(What needs to be done) Without changing a word, repeat the data, and include no pictures.

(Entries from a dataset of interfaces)

------

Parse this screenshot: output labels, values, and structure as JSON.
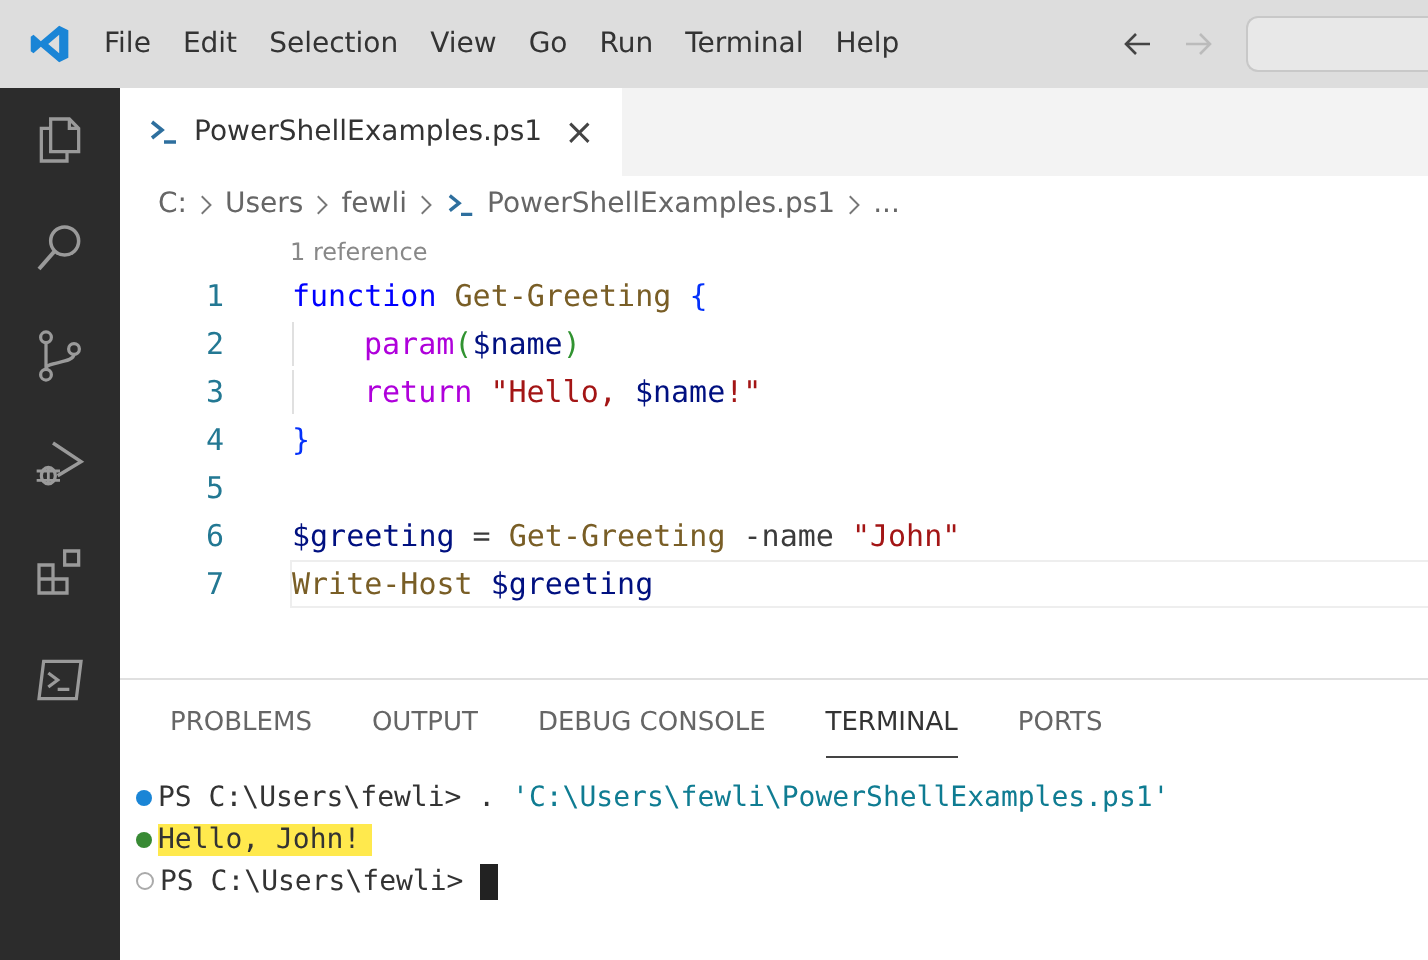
{
  "menu": [
    "File",
    "Edit",
    "Selection",
    "View",
    "Go",
    "Run",
    "Terminal",
    "Help"
  ],
  "nav": {
    "back_disabled": false,
    "forward_disabled": true
  },
  "activity": [
    {
      "selected": false
    },
    {
      "selected": false
    },
    {
      "selected": false
    },
    {
      "selected": false
    },
    {
      "selected": false
    },
    {
      "selected": false
    }
  ],
  "tabs": [
    {
      "label": "PowerShellExamples.ps1",
      "selected": true,
      "close": "×"
    }
  ],
  "breadcrumb": [
    {
      "label": "C:",
      "kind": "folder"
    },
    {
      "label": "Users",
      "kind": "folder"
    },
    {
      "label": "fewli",
      "kind": "folder"
    },
    {
      "label": "PowerShellExamples.ps1",
      "kind": "file"
    },
    {
      "label": "...",
      "kind": "more"
    }
  ],
  "editor": {
    "codelens": "1 reference",
    "lines": [
      {
        "number": "1",
        "current": false,
        "indented": false,
        "tokens": [
          {
            "t": "function ",
            "kind": "keyword"
          },
          {
            "t": "Get-Greeting ",
            "kind": "function"
          },
          {
            "t": "{",
            "kind": "brace"
          }
        ]
      },
      {
        "number": "2",
        "current": false,
        "indented": true,
        "tokens": [
          {
            "t": "param",
            "kind": "control"
          },
          {
            "t": "(",
            "kind": "paren"
          },
          {
            "t": "$name",
            "kind": "variable"
          },
          {
            "t": ")",
            "kind": "paren"
          }
        ]
      },
      {
        "number": "3",
        "current": false,
        "indented": true,
        "tokens": [
          {
            "t": "return ",
            "kind": "control"
          },
          {
            "t": "\"Hello, ",
            "kind": "string"
          },
          {
            "t": "$name",
            "kind": "variable"
          },
          {
            "t": "!\"",
            "kind": "string"
          }
        ]
      },
      {
        "number": "4",
        "current": false,
        "indented": false,
        "tokens": [
          {
            "t": "}",
            "kind": "brace"
          }
        ]
      },
      {
        "number": "5",
        "current": false,
        "indented": false
      },
      {
        "number": "6",
        "current": false,
        "indented": false,
        "tokens": [
          {
            "t": "$greeting",
            "kind": "variable"
          },
          {
            "t": " = ",
            "kind": "plain"
          },
          {
            "t": "Get-Greeting",
            "kind": "function"
          },
          {
            "t": " -name ",
            "kind": "plain"
          },
          {
            "t": "\"John\"",
            "kind": "string"
          }
        ]
      },
      {
        "number": "7",
        "current": true,
        "indented": false,
        "tokens": [
          {
            "t": "Write-Host ",
            "kind": "function"
          },
          {
            "t": "$greeting",
            "kind": "variable"
          }
        ]
      }
    ]
  },
  "panel_tabs": [
    {
      "label": "PROBLEMS",
      "selected": false
    },
    {
      "label": "OUTPUT",
      "selected": false
    },
    {
      "label": "DEBUG CONSOLE",
      "selected": false
    },
    {
      "label": "TERMINAL",
      "selected": true
    },
    {
      "label": "PORTS",
      "selected": false
    }
  ],
  "terminal": [
    {
      "kind": "info",
      "highlighted": false,
      "cursor": false,
      "segments": [
        {
          "t": "PS C:\\Users\\fewli> . ",
          "kind": "plain"
        },
        {
          "t": "'C:\\Users\\fewli\\PowerShellExamples.ps1'",
          "kind": "string"
        }
      ]
    },
    {
      "kind": "success",
      "highlighted": true,
      "cursor": false,
      "segments": [
        {
          "t": "Hello, John!",
          "kind": "plain"
        }
      ]
    },
    {
      "kind": "idle",
      "highlighted": false,
      "cursor": true,
      "segments": [
        {
          "t": "PS C:\\Users\\fewli> ",
          "kind": "plain"
        }
      ]
    }
  ]
}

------

(Response to this task)
Parse this screenshot: output labels, values, and structure as JSON.
{
  "menu": [
    "File",
    "Edit",
    "Selection",
    "View",
    "Go",
    "Run",
    "Terminal",
    "Help"
  ],
  "nav": {
    "back_disabled": false,
    "forward_disabled": true
  },
  "activity": [
    {
      "selected": false
    },
    {
      "selected": false
    },
    {
      "selected": false
    },
    {
      "selected": false
    },
    {
      "selected": false
    },
    {
      "selected": false
    }
  ],
  "tabs": [
    {
      "label": "PowerShellExamples.ps1",
      "selected": true,
      "close": "×"
    }
  ],
  "breadcrumb": [
    {
      "label": "C:",
      "kind": "folder"
    },
    {
      "label": "Users",
      "kind": "folder"
    },
    {
      "label": "fewli",
      "kind": "folder"
    },
    {
      "label": "PowerShellExamples.ps1",
      "kind": "file"
    },
    {
      "label": "...",
      "kind": "more"
    }
  ],
  "editor": {
    "codelens": "1 reference",
    "lines": [
      {
        "number": "1",
        "current": false,
        "indented": false,
        "tokens": [
          {
            "t": "function ",
            "kind": "keyword"
          },
          {
            "t": "Get-Greeting ",
            "kind": "function"
          },
          {
            "t": "{",
            "kind": "brace"
          }
        ]
      },
      {
        "number": "2",
        "current": false,
        "indented": true,
        "tokens": [
          {
            "t": "param",
            "kind": "control"
          },
          {
            "t": "(",
            "kind": "paren"
          },
          {
            "t": "$name",
            "kind": "variable"
          },
          {
            "t": ")",
            "kind": "paren"
          }
        ]
      },
      {
        "number": "3",
        "current": false,
        "indented": true,
        "tokens": [
          {
            "t": "return ",
            "kind": "control"
          },
          {
            "t": "\"Hello, ",
            "kind": "string"
          },
          {
            "t": "$name",
            "kind": "variable"
          },
          {
            "t": "!\"",
            "kind": "string"
          }
        ]
      },
      {
        "number": "4",
        "current": false,
        "indented": false,
        "tokens": [
          {
            "t": "}",
            "kind": "brace"
          }
        ]
      },
      {
        "number": "5",
        "current": false,
        "indented": false
      },
      {
        "number": "6",
        "current": false,
        "indented": false,
        "tokens": [
          {
            "t": "$greeting",
            "kind": "variable"
          },
          {
            "t": " = ",
            "kind": "plain"
          },
          {
            "t": "Get-Greeting",
            "kind": "function"
          },
          {
            "t": " -name ",
            "kind": "plain"
          },
          {
            "t": "\"John\"",
            "kind": "string"
          }
        ]
      },
      {
        "number": "7",
        "current": true,
        "indented": false,
        "tokens": [
          {
            "t": "Write-Host ",
            "kind": "function"
          },
          {
            "t": "$greeting",
            "kind": "variable"
          }
        ]
      }
    ]
  },
  "panel_tabs": [
    {
      "label": "PROBLEMS",
      "selected": false
    },
    {
      "label": "OUTPUT",
      "selected": false
    },
    {
      "label": "DEBUG CONSOLE",
      "selected": false
    },
    {
      "label": "TERMINAL",
      "selected": true
    },
    {
      "label": "PORTS",
      "selected": false
    }
  ],
  "terminal": [
    {
      "kind": "info",
      "highlighted": false,
      "cursor": false,
      "segments": [
        {
          "t": "PS C:\\Users\\fewli> . ",
          "kind": "plain"
        },
        {
          "t": "'C:\\Users\\fewli\\PowerShellExamples.ps1'",
          "kind": "string"
        }
      ]
    },
    {
      "kind": "success",
      "highlighted": true,
      "cursor": false,
      "segments": [
        {
          "t": "Hello, John!",
          "kind": "plain"
        }
      ]
    },
    {
      "kind": "idle",
      "highlighted": false,
      "cursor": true,
      "segments": [
        {
          "t": "PS C:\\Users\\fewli> ",
          "kind": "plain"
        }
      ]
    }
  ]
}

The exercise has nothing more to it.